Before coming to Germany, I was looking forward to the stereotypical German efficiency and punctuality. Putting my trust in German trains, I gave myself as little time as possible to change trains. I have now been on three long journeys, and every single time the train has been at least 10 minutes late. Efficiency is a myth!

3) Cold early mornings

My school starts at 7.30am. Naturally, this means that if I am needed for the first lesson, I will freeze on my bike on the way to school. I go to school wearing my thickest coat, gloves and a scarf, and then return in the afternoon when it’s actually very warm. Of course, I boil on the way back because I have to wear the same coat I wore on the way to school earlier that day because it won’t fit in my bag. I’m still trying to figure out how to get around this problem.

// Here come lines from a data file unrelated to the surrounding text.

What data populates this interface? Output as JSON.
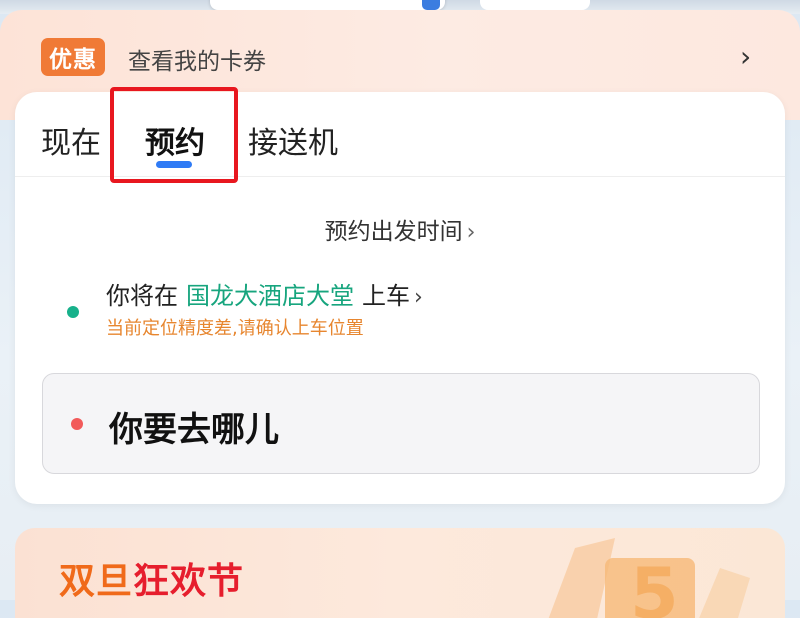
{
  "coupon": {
    "badge": "优惠",
    "text": "查看我的卡券",
    "arrow": "›"
  },
  "tabs": [
    {
      "label": "现在",
      "active": false
    },
    {
      "label": "预约",
      "active": true
    },
    {
      "label": "接送机",
      "active": false
    }
  ],
  "reservation": {
    "time_label": "预约出发时间",
    "time_chevron": "›"
  },
  "pickup": {
    "prefix": "你将在",
    "location": "国龙大酒店大堂",
    "suffix": "上车",
    "chevron": "›",
    "warning": "当前定位精度差,请确认上车位置"
  },
  "destination": {
    "placeholder": "你要去哪儿"
  },
  "promo": {
    "title_part1": "双旦",
    "title_part2": "狂欢节"
  },
  "colors": {
    "accent_blue": "#2f7bf5",
    "pickup_green": "#17a57e",
    "warning_orange": "#e7862f",
    "dest_red": "#f25a5a",
    "coupon_orange": "#f07a36",
    "highlight_red": "#e8171f"
  }
}
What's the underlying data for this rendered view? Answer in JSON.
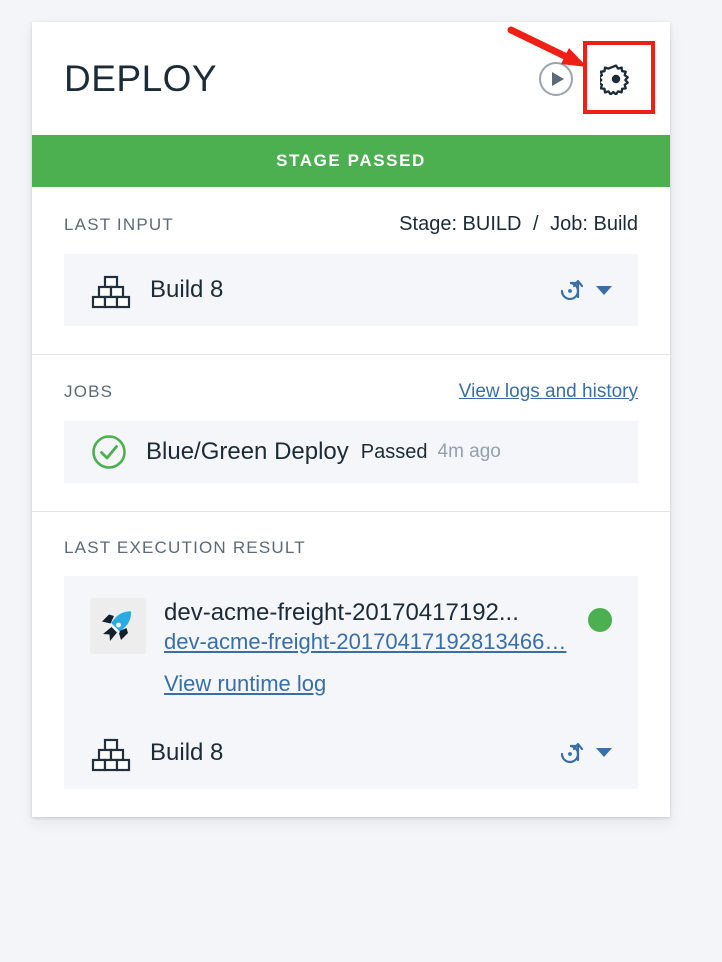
{
  "header": {
    "title": "DEPLOY",
    "run_icon": "play-circle-icon",
    "settings_icon": "gear-icon"
  },
  "status_banner": {
    "text": "STAGE PASSED",
    "color": "#4caf50"
  },
  "last_input": {
    "label": "LAST INPUT",
    "stage_label": "Stage: BUILD",
    "separator": "/",
    "job_label": "Job: Build",
    "artifact": {
      "icon": "build-blocks-icon",
      "name": "Build 8",
      "action_icon": "promote-arrow-icon",
      "caret_icon": "chevron-down-icon"
    }
  },
  "jobs": {
    "label": "JOBS",
    "link": "View logs and history",
    "items": [
      {
        "icon": "check-circle-icon",
        "name": "Blue/Green Deploy",
        "status": "Passed",
        "time": "4m ago",
        "status_color": "#4caf50"
      }
    ]
  },
  "last_execution_result": {
    "label": "LAST EXECUTION RESULT",
    "app": {
      "icon": "rocket-icon",
      "title": "dev-acme-freight-20170417192...",
      "link": "dev-acme-freight-20170417192813466…",
      "runtime_link": "View runtime log",
      "status_indicator": "green-dot",
      "status_color": "#4caf50"
    },
    "artifact": {
      "icon": "build-blocks-icon",
      "name": "Build 8",
      "action_icon": "promote-arrow-icon",
      "caret_icon": "chevron-down-icon"
    }
  },
  "annotation": {
    "highlight_color": "#ee2016",
    "target": "gear-icon"
  }
}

4) Manners can backfire

In my previous post, I said that German people are, in fact, really nice, friendly people. And I stick by this. But one thing that really annoys me is that British manners are only useful in Britain. Firstly, I am beginning to realise that us Brits are far too polite. Here, I have had to teach myself not to hold a door open for someone if it will take more than around 2 seconds to wait, not to thank a driver for letting me cross at a zebra crossing, and not to say sorry every time I get in someone’s way. And here comes the worst bit. If you give someone money for something and say thank you, it means keep the change. Of course, I didn’t know this when I paid 20 euros for two pizzas worth 14, nor when I used a 20 euro note for the world’s biggest Schnitzel, worth 16 euros with a drink. Now, I find myself saying “danke, shit!”. British manners can backfire.

5) Pfand

In Germany, they make a real point of recycling your bottles. So much so that you get money for taking them back. Even in clubs, you get a token with your drink, and if you bring both back, you get a euro. However, when you are in a packed club having a good time with your mates, recycling is not exactly the first thing on your mind. I find myself embarking on a bottle hunt before leaving a club, to try and get back the 5 euros of Pfand that I am owed.

6) I look like I’m a pupil in my school

I hate the fact that German school’s don’t have a uniform. Not only because I am jealous that I had to wear a blazer, shirt and tie, but mainly because there is no differentiation between teachers and students. I am constantly mistaken for a pupil, so much that I get funny looks going into my shared office every morning.

Rant over. At least there were more good things than bad!